- They are:
Albert, D. and Loewer, B., 1988, ‘Interpreting the Many Worlds Interpretation‘, Synthese, 77: 195–213.
Saunders, S., 2010, ‘Chance in the Everett Interpretation’, in S. Saunders, J. Barrett, A. Kent and D. Wallace (eds.), Many Worlds? Everett, Quantum Theory, & Reality, Oxford and New York: Oxford University Press, pp. 181–205. (Note that this one also includes a chapter by David Albert.)
Wilson, A., 2013, ‘Objective Probability in Everettian Quantum Mechanics’, British Journal for the Philosophy of Science, 64: 709–737.
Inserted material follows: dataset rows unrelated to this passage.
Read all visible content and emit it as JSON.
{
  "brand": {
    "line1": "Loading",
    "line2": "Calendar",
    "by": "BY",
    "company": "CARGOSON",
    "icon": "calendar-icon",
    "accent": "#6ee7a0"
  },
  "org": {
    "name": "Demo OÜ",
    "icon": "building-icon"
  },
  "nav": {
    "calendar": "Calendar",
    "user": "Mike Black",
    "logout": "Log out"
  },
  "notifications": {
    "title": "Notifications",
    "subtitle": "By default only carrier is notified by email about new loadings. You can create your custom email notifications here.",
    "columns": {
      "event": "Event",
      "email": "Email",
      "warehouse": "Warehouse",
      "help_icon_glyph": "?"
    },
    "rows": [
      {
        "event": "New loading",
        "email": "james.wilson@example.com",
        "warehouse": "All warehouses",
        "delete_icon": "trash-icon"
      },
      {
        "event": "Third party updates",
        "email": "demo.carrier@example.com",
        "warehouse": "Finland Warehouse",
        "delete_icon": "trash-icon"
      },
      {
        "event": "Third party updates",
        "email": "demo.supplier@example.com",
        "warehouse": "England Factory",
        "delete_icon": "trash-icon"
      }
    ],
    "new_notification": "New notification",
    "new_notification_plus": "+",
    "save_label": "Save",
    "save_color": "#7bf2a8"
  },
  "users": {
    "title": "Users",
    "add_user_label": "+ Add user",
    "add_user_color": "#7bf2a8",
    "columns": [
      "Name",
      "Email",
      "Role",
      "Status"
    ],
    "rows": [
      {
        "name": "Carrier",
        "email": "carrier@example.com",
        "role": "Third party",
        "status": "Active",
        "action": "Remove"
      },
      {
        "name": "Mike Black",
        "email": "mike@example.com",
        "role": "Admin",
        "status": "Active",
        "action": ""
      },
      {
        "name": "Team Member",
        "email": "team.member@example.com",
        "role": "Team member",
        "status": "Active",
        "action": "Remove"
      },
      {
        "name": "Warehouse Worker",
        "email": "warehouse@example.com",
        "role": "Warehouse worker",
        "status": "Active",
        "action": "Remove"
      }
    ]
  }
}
Kent, A., 2010, ‘One World Versus Many: The Inadequacy of Everettian Accounts of Evolution, Probability, and Scientific Confirmation’, in S. Saunders, J. Barrett, A. Kent and D. Wallace (eds.), Many Worlds? Everett, Quantum Theory, & Reality, Oxford and New York: Oxford University Press, pp. 307–354.